Justin Turner, who was activated from the 15-day disabled list the previous day, hit a sacrifice fly in the first inning that drove in Jimmy Rollins to tie the score, 1-1.
The Dodgers didn’t score again until the fifth inning, when they erupted for four runs.
The inning started with a walk to Joc Pederson and then a botched sacrifice bunt by Wood that resulted in a double play.
“You look at what happened right after,” Wood said, “that’s the sign of a really, really good ballclub.”
What followed were successive singles by Jimmy Rollins, Enrique Hernandez and Turner, with Turner’s hit driving in Rollins to move the Dodgers in front, 2-1.
Adrian Gonzalez opened up the game in the next at-bat, as he blasted a three-run home run off Lamb that increased the Dodgers’ advantage to 5-1. The home run was Gonzalez’s team-leading 23rd.

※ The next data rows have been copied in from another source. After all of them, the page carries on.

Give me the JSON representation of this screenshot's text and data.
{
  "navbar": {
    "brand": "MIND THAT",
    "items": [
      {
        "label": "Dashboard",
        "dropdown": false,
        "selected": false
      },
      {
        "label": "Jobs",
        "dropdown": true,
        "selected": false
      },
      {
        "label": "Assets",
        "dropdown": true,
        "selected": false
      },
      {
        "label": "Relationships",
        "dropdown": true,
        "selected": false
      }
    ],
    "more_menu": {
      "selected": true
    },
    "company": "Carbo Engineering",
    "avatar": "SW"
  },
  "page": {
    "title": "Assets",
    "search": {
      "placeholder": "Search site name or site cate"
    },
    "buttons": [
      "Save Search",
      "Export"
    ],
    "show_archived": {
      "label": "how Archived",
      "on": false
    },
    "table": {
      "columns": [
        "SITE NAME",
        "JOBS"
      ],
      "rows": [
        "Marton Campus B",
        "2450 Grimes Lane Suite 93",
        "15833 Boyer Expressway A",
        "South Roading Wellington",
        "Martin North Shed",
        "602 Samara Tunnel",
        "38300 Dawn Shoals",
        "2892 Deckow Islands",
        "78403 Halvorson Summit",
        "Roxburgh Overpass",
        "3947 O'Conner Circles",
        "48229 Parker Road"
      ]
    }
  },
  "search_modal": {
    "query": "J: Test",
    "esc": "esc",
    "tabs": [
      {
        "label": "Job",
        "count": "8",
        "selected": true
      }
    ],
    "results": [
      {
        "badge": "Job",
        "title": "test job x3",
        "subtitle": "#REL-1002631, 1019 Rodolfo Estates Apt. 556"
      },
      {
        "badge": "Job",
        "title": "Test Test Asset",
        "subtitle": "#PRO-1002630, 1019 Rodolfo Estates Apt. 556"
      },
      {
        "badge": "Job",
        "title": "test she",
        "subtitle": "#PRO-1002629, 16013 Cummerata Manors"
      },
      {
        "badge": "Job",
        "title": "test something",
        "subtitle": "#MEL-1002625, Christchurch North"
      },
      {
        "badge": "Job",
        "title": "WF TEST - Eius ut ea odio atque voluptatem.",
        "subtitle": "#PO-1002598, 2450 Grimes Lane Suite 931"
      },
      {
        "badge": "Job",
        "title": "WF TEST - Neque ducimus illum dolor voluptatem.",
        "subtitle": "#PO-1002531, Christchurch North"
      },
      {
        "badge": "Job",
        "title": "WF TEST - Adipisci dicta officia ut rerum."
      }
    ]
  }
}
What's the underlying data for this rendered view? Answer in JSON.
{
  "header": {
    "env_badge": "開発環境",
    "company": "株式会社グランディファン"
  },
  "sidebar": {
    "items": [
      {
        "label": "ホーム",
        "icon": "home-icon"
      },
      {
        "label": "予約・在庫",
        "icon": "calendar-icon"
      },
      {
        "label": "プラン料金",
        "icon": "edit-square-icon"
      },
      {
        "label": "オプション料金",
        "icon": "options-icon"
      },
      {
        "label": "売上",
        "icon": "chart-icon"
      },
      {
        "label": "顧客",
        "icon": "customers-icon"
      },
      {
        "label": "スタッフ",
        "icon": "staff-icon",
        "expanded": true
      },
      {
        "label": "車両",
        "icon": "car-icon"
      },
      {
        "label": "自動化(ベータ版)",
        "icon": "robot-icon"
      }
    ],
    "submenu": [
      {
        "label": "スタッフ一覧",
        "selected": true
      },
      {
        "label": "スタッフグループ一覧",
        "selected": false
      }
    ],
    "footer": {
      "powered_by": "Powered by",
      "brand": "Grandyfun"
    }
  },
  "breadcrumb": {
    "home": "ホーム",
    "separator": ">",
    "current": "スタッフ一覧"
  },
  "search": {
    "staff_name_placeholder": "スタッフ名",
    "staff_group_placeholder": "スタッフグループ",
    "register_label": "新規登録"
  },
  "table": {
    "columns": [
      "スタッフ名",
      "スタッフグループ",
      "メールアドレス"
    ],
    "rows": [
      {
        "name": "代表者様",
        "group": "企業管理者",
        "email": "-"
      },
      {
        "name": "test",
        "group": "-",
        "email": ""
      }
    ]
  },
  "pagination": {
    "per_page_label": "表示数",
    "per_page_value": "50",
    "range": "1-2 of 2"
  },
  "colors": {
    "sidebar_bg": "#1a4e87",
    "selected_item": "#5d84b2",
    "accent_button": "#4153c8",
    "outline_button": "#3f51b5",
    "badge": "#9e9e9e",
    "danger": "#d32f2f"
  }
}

“Just looking fastball middle and he threw it middle-in,” Gonzalez said. “He was throwing a good game at the time. I happened to run into one.”
The four-run cushion was enough for Wood and the shaky Dodgers bullpen.
Wood allowed a run-scoring double to Votto in the first inning and was punished again by the first baseman in the sixth, when the Dodgers starter served up a two-run home run to the first baseman.
“He’s a real smart hitter,” Wood said.
Votto’s home run reduced the Dodgers’ edge to 5-3, but the Reds didn’t score again.
After retiring Brayan Pena to start the seventh inning, Wood was replaced by another recent acquisition, Jim Johnson.
Wood had thrown only 82 pitches, but Manager Don Mattingly said, “He got us where we needed to go.”
A third-inning comebacker by Brandon Phillips struck Wood on his right ankle, but the left-hander said he didn’t think it would present any problems in the future.
Johnson, who entered the game to a chorus of boos, faced two batters and got both of them out.
Pedro Baez pitched a perfect inning in the eighth and Kenley Jansen did the same in the ninth to record his 23rd save.
The game tempered some of the concerns about the Dodgers’ trade-deadline additions.
Wood’s quality start came a night after Mat Latos’ latest meltdown. Latos, who was acquired from the Miami Marlins, has allowed a combined 11 runs in 82/3 innings over his last two starts.
Wood said the start was the best of the three he has made for the Dodgers. Five days earlier in Pittsburgh, he gave three runs and five hits over five innings.
The night was also significant for Johnson, who was charged with 12 runs in his first 32/3 innings with the Dodgers. The scoreless appearance Friday was Johnson’s second in as many nights.
“Hopefully, we build off it,” Mattingly said.
Brett Anderson (6-7, 3.43 ERA) will make his 23rd start of the season when the Dodgers face the Cincinnati Reds on Saturday at 6 p.m. at Dodger Stadium. Anderson will pitch opposite Reds rookie left-hander David Holmberg (1-1, 3.06). TV: SportsNet LA; Radio: 570, 1020.